**What the task asks**
The word "mountain" marks the lines to keep; find each one in the data and copy it.

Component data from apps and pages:
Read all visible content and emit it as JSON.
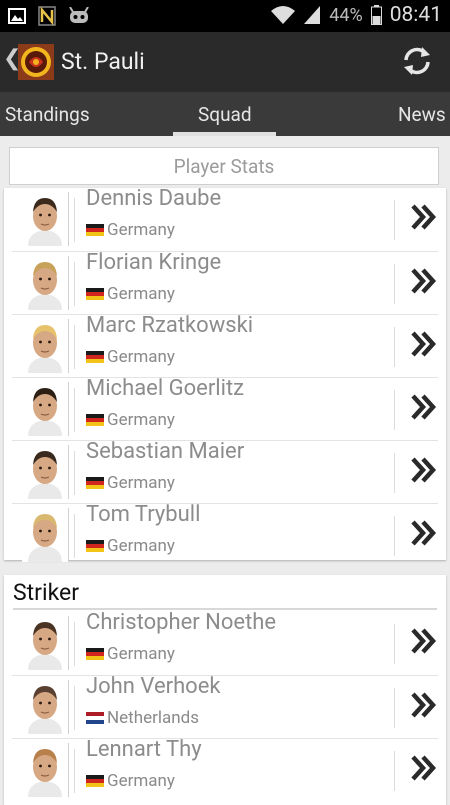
{
  "status_bar": {
    "battery": "44%",
    "time": "08:41",
    "icons": [
      "image-icon",
      "n-icon",
      "android-icon",
      "wifi-icon",
      "signal-icon"
    ]
  },
  "action_bar": {
    "title": "St. Pauli",
    "icons": [
      "back-chevron-icon",
      "club-logo-icon",
      "refresh-icon"
    ]
  },
  "tabs": {
    "items": [
      "Standings",
      "Squad",
      "News"
    ],
    "selected": "Squad"
  },
  "player_stats_button": "Player Stats",
  "sections": [
    {
      "heading": "",
      "players": [
        {
          "name": "Dennis Daube",
          "country": "Germany"
        },
        {
          "name": "Florian Kringe",
          "country": "Germany"
        },
        {
          "name": "Marc Rzatkowski",
          "country": "Germany"
        },
        {
          "name": "Michael Goerlitz",
          "country": "Germany"
        },
        {
          "name": "Sebastian Maier",
          "country": "Germany"
        },
        {
          "name": "Tom Trybull",
          "country": "Germany"
        }
      ]
    },
    {
      "heading": "Striker",
      "players": [
        {
          "name": "Christopher Noethe",
          "country": "Germany"
        },
        {
          "name": "John Verhoek",
          "country": "Netherlands"
        },
        {
          "name": "Lennart Thy",
          "country": "Germany"
        }
      ]
    }
  ],
  "colors": {
    "action_bar": "#2a2a2a",
    "tab_bar": "#3a3a3a",
    "status_bar": "#000000"
  }
}
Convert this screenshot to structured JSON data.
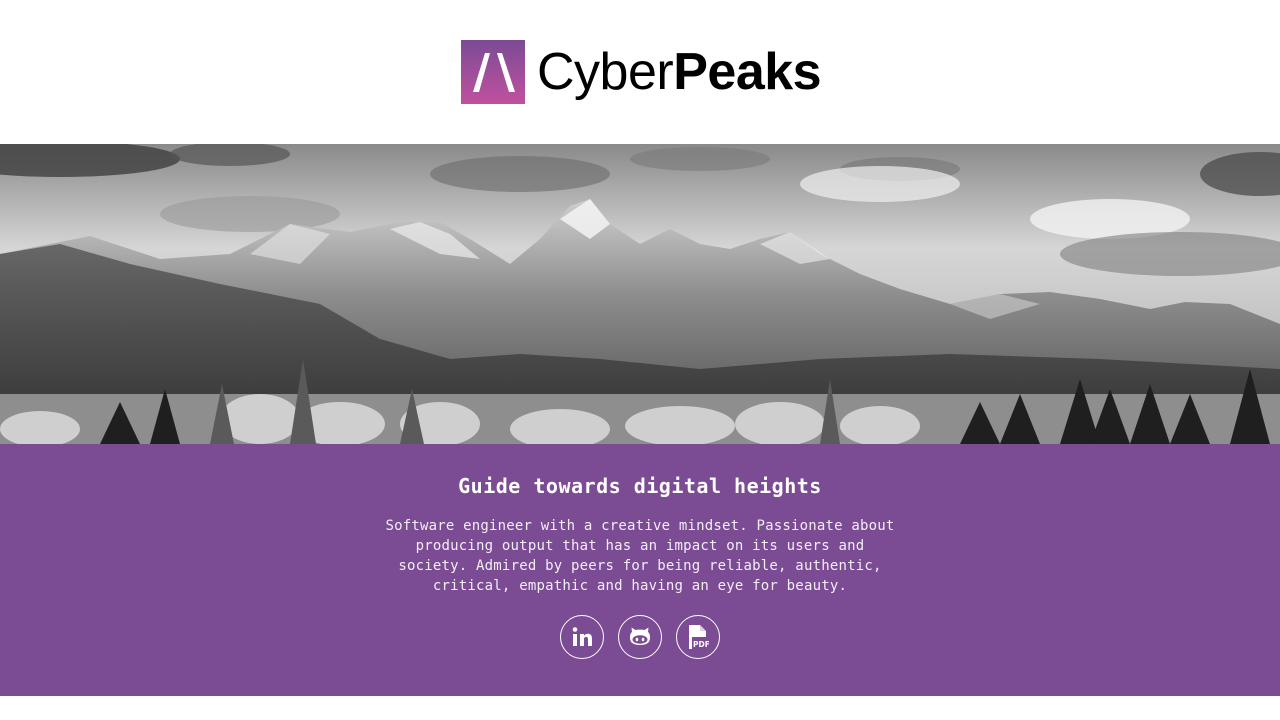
{
  "header": {
    "logo_light": "Cyber",
    "logo_bold": "Peaks",
    "logo_icon": "mountain-peak-logo",
    "brand_gradient": [
      "#7b4b94",
      "#c44f9e"
    ]
  },
  "hero": {
    "image": "grayscale mountain range with forest"
  },
  "intro": {
    "tagline": "Guide towards digital heights",
    "bio": "Software engineer with a creative mindset. Passionate about producing output that has an impact on its users and society. Admired by peers for being reliable, authentic, critical, empathic and having an eye for beauty.",
    "band_color": "#7b4b94"
  },
  "socials": [
    {
      "icon": "linkedin-icon"
    },
    {
      "icon": "github-icon"
    },
    {
      "icon": "pdf-icon"
    }
  ],
  "next_section": {
    "title": ""
  }
}
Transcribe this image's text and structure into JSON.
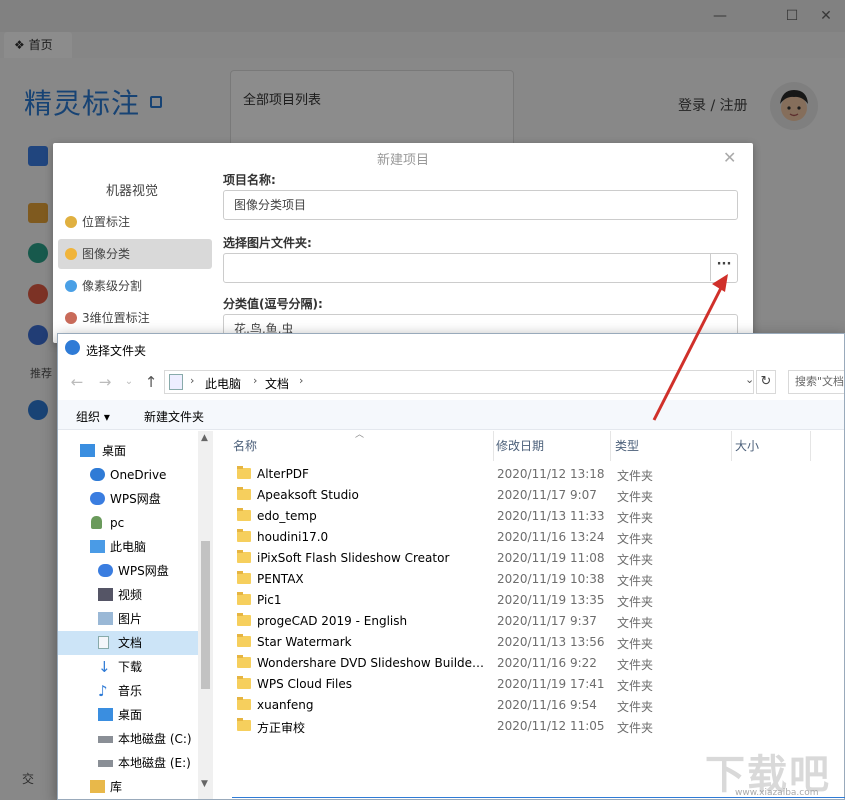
{
  "app": {
    "home_tab": "首页",
    "brand": "精灵标注",
    "project_list_title": "全部项目列表",
    "login": "登录 / 注册",
    "side_text": "推荐",
    "bottom_text": "交"
  },
  "new_project_dialog": {
    "title": "新建项目",
    "category_heading": "机器视觉",
    "categories": [
      {
        "label": "位置标注"
      },
      {
        "label": "图像分类"
      },
      {
        "label": "像素级分割"
      },
      {
        "label": "3维位置标注"
      }
    ],
    "selected_category": "图像分类",
    "project_name_label": "项目名称:",
    "project_name_value": "图像分类项目",
    "folder_label": "选择图片文件夹:",
    "folder_value": "",
    "browse_label": "···",
    "class_values_label": "分类值(逗号分隔):",
    "class_values_value": "花,鸟,鱼,虫"
  },
  "folder_dialog": {
    "title": "选择文件夹",
    "breadcrumb": [
      "此电脑",
      "文档"
    ],
    "search_placeholder": "搜索\"文档\"",
    "toolbar": {
      "organize": "组织 ▾",
      "new_folder": "新建文件夹"
    },
    "nav_tree": [
      {
        "label": "桌面",
        "icon": "desktop-icon"
      },
      {
        "label": "OneDrive",
        "icon": "cloud-icon"
      },
      {
        "label": "WPS网盘",
        "icon": "cloud-icon"
      },
      {
        "label": "pc",
        "icon": "user-icon"
      },
      {
        "label": "此电脑",
        "icon": "computer-icon"
      },
      {
        "label": "WPS网盘",
        "icon": "cloud-icon"
      },
      {
        "label": "视频",
        "icon": "video-icon"
      },
      {
        "label": "图片",
        "icon": "picture-icon"
      },
      {
        "label": "文档",
        "icon": "document-icon"
      },
      {
        "label": "下载",
        "icon": "download-icon"
      },
      {
        "label": "音乐",
        "icon": "music-icon"
      },
      {
        "label": "桌面",
        "icon": "desktop-icon"
      },
      {
        "label": "本地磁盘 (C:)",
        "icon": "drive-icon"
      },
      {
        "label": "本地磁盘 (E:)",
        "icon": "drive-icon"
      },
      {
        "label": "库",
        "icon": "library-icon"
      }
    ],
    "columns": [
      "名称",
      "修改日期",
      "类型",
      "大小"
    ],
    "files": [
      {
        "name": "AlterPDF",
        "date": "2020/11/12 13:18",
        "type": "文件夹"
      },
      {
        "name": "Apeaksoft Studio",
        "date": "2020/11/17 9:07",
        "type": "文件夹"
      },
      {
        "name": "edo_temp",
        "date": "2020/11/13 11:33",
        "type": "文件夹"
      },
      {
        "name": "houdini17.0",
        "date": "2020/11/16 13:24",
        "type": "文件夹"
      },
      {
        "name": "iPixSoft Flash Slideshow Creator",
        "date": "2020/11/19 11:08",
        "type": "文件夹"
      },
      {
        "name": "PENTAX",
        "date": "2020/11/19 10:38",
        "type": "文件夹"
      },
      {
        "name": "Pic1",
        "date": "2020/11/19 13:35",
        "type": "文件夹"
      },
      {
        "name": "progeCAD 2019 - English",
        "date": "2020/11/17 9:37",
        "type": "文件夹"
      },
      {
        "name": "Star Watermark",
        "date": "2020/11/13 13:56",
        "type": "文件夹"
      },
      {
        "name": "Wondershare DVD Slideshow Builder...",
        "date": "2020/11/16 9:22",
        "type": "文件夹"
      },
      {
        "name": "WPS Cloud Files",
        "date": "2020/11/19 17:41",
        "type": "文件夹"
      },
      {
        "name": "xuanfeng",
        "date": "2020/11/16 9:54",
        "type": "文件夹"
      },
      {
        "name": "方正审校",
        "date": "2020/11/12 11:05",
        "type": "文件夹"
      }
    ]
  },
  "watermark": {
    "text": "下载吧",
    "url": "www.xiazaiba.com"
  },
  "colors": {
    "brand": "#2a7ad4",
    "annotation_arrow": "#d0302a",
    "selection": "#cce4f7",
    "folder": "#f6cf5d"
  }
}
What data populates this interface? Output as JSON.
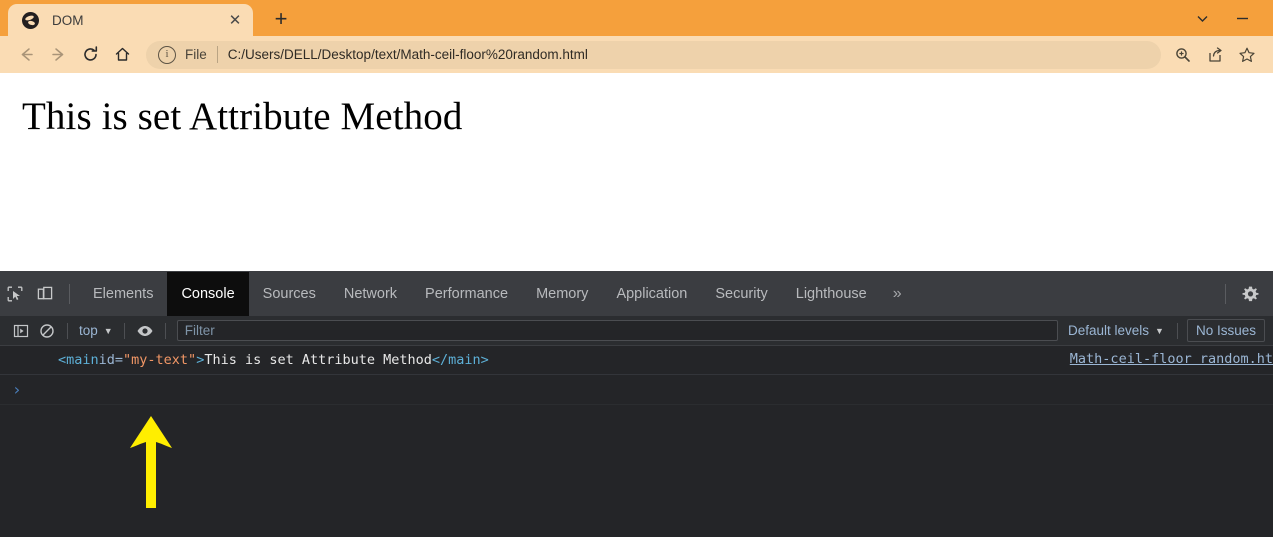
{
  "browser": {
    "tab": {
      "title": "DOM",
      "favicon_name": "globe-favicon",
      "close_label": "✕"
    },
    "new_tab_label": "+",
    "window_controls": {
      "expand_label": "⌄",
      "minimize_label": "—"
    },
    "nav": {
      "back_label": "←",
      "forward_label": "→",
      "reload_label": "↻",
      "home_label": "⌂"
    },
    "omnibox": {
      "info_label": "i",
      "scheme_label": "File",
      "url": "C:/Users/DELL/Desktop/text/Math-ceil-floor%20random.html"
    },
    "toolbar_right": {
      "zoom_label": "zoom-icon",
      "share_label": "share-icon",
      "bookmark_label": "bookmark-star-icon"
    }
  },
  "page": {
    "heading": "This is set Attribute Method"
  },
  "devtools": {
    "inspect_icon": "inspect-element-icon",
    "device_icon": "device-toolbar-icon",
    "tabs": [
      {
        "label": "Elements",
        "active": false
      },
      {
        "label": "Console",
        "active": true
      },
      {
        "label": "Sources",
        "active": false
      },
      {
        "label": "Network",
        "active": false
      },
      {
        "label": "Performance",
        "active": false
      },
      {
        "label": "Memory",
        "active": false
      },
      {
        "label": "Application",
        "active": false
      },
      {
        "label": "Security",
        "active": false
      },
      {
        "label": "Lighthouse",
        "active": false
      }
    ],
    "more_tabs_label": "»",
    "settings_icon": "gear-icon",
    "console_toolbar": {
      "sidebar_toggle_icon": "console-sidebar-icon",
      "clear_icon": "clear-console-icon",
      "context_value": "top",
      "context_caret": "▼",
      "eye_icon": "live-expression-eye-icon",
      "filter_placeholder": "Filter",
      "levels_value": "Default levels",
      "levels_caret": "▼",
      "issues_label": "No Issues"
    },
    "console_output": {
      "tag_open": "<main",
      "attr_name": " id=",
      "attr_value": "\"my-text\"",
      "tag_close_bracket": ">",
      "text_content": "This is set Attribute Method",
      "tag_close": "</main>",
      "source_link": "Math-ceil-floor random.ht"
    },
    "prompt_symbol": "›"
  },
  "annotation": {
    "arrow_name": "yellow-up-arrow-annotation",
    "color": "#ffee00"
  }
}
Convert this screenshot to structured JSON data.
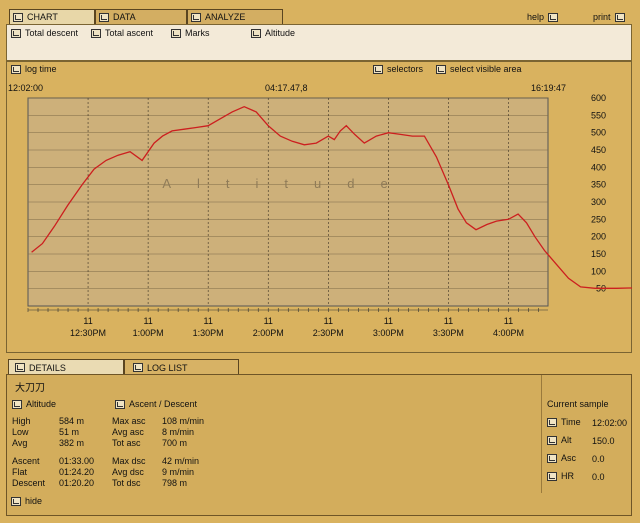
{
  "tabs": [
    {
      "label": "CHART",
      "icon": "chart-icon"
    },
    {
      "label": "DATA",
      "icon": "data-icon"
    },
    {
      "label": "ANALYZE",
      "icon": "analyze-icon"
    }
  ],
  "help_label": "help",
  "print_label": "print",
  "toolbar": {
    "total_descent": "Total descent",
    "total_ascent": "Total ascent",
    "marks": "Marks",
    "altitude": "Altitude"
  },
  "chart_controls": {
    "log_time": "log time",
    "selectors": "selectors",
    "select_visible_area": "select visible area"
  },
  "chart_header": {
    "start": "12:02:00",
    "center": "04:17.47,8",
    "end": "16:19:47"
  },
  "chart_data": {
    "type": "line",
    "watermark": "Altitude",
    "ylim": [
      0,
      600
    ],
    "yticks": [
      50,
      100,
      150,
      200,
      250,
      300,
      350,
      400,
      450,
      500,
      550,
      600
    ],
    "xticks": [
      {
        "day": "11",
        "time": "12:30PM"
      },
      {
        "day": "11",
        "time": "1:00PM"
      },
      {
        "day": "11",
        "time": "1:30PM"
      },
      {
        "day": "11",
        "time": "2:00PM"
      },
      {
        "day": "11",
        "time": "2:30PM"
      },
      {
        "day": "11",
        "time": "3:00PM"
      },
      {
        "day": "11",
        "time": "3:30PM"
      },
      {
        "day": "11",
        "time": "4:00PM"
      }
    ],
    "series": [
      {
        "color": "#cc1f1f",
        "points": [
          [
            12.03,
            155
          ],
          [
            12.12,
            180
          ],
          [
            12.22,
            230
          ],
          [
            12.33,
            290
          ],
          [
            12.45,
            350
          ],
          [
            12.55,
            395
          ],
          [
            12.65,
            420
          ],
          [
            12.75,
            435
          ],
          [
            12.85,
            445
          ],
          [
            12.95,
            420
          ],
          [
            13.05,
            470
          ],
          [
            13.12,
            490
          ],
          [
            13.2,
            505
          ],
          [
            13.3,
            510
          ],
          [
            13.4,
            515
          ],
          [
            13.5,
            520
          ],
          [
            13.6,
            540
          ],
          [
            13.7,
            560
          ],
          [
            13.8,
            575
          ],
          [
            13.9,
            560
          ],
          [
            14.0,
            520
          ],
          [
            14.1,
            490
          ],
          [
            14.2,
            475
          ],
          [
            14.3,
            465
          ],
          [
            14.4,
            470
          ],
          [
            14.5,
            490
          ],
          [
            14.55,
            480
          ],
          [
            14.6,
            505
          ],
          [
            14.65,
            520
          ],
          [
            14.72,
            495
          ],
          [
            14.8,
            470
          ],
          [
            14.9,
            490
          ],
          [
            15.0,
            500
          ],
          [
            15.1,
            495
          ],
          [
            15.2,
            490
          ],
          [
            15.3,
            490
          ],
          [
            15.4,
            430
          ],
          [
            15.5,
            350
          ],
          [
            15.58,
            280
          ],
          [
            15.65,
            240
          ],
          [
            15.73,
            220
          ],
          [
            15.82,
            235
          ],
          [
            15.9,
            245
          ],
          [
            16.0,
            250
          ],
          [
            16.08,
            265
          ],
          [
            16.15,
            240
          ],
          [
            16.22,
            200
          ],
          [
            16.3,
            160
          ],
          [
            16.4,
            120
          ],
          [
            16.5,
            80
          ],
          [
            16.6,
            55
          ],
          [
            16.72,
            51
          ],
          [
            16.9,
            51
          ],
          [
            17.0,
            52
          ],
          [
            17.08,
            52
          ]
        ]
      }
    ]
  },
  "details": {
    "tab_details": "DETAILS",
    "tab_log": "LOG LIST",
    "name": "大刀刀",
    "altitude_section": "Altitude",
    "ascent_section": "Ascent / Descent",
    "high_label": "High",
    "high_value": "584 m",
    "low_label": "Low",
    "low_value": "51 m",
    "avg_label": "Avg",
    "avg_value": "382 m",
    "ascent_label": "Ascent",
    "ascent_value": "01:33.00",
    "flat_label": "Flat",
    "flat_value": "01:24.20",
    "descent_label": "Descent",
    "descent_value": "01:20.20",
    "maxasc_label": "Max asc",
    "maxasc_value": "108 m/min",
    "avgasc_label": "Avg asc",
    "avgasc_value": "8 m/min",
    "totasc_label": "Tot asc",
    "totasc_value": "700 m",
    "maxdsc_label": "Max dsc",
    "maxdsc_value": "42 m/min",
    "avgdsc_label": "Avg dsc",
    "avgdsc_value": "9 m/min",
    "totdsc_label": "Tot dsc",
    "totdsc_value": "798 m",
    "current_sample": "Current sample",
    "time_label": "Time",
    "time_value": "12:02:00",
    "alt_label": "Alt",
    "alt_value": "150.0",
    "asc_label": "Asc",
    "asc_value": "0.0",
    "hr_label": "HR",
    "hr_value": "0.0",
    "hide": "hide"
  }
}
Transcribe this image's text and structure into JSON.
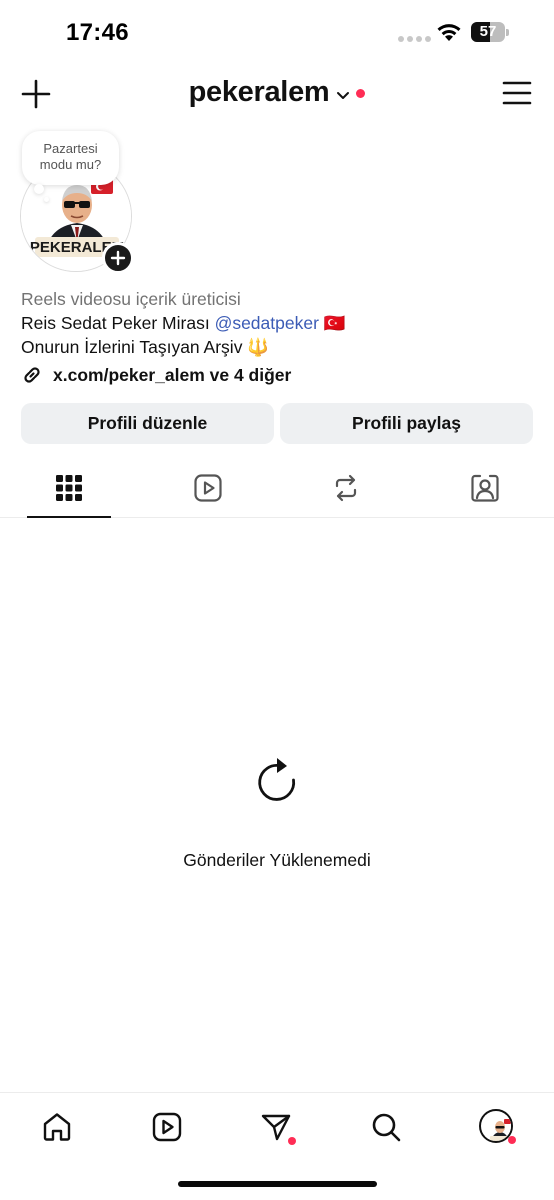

**Written answer**
    "logo_icon": "mountain-peak-logo",
    "image": "grayscale mountain range with forest"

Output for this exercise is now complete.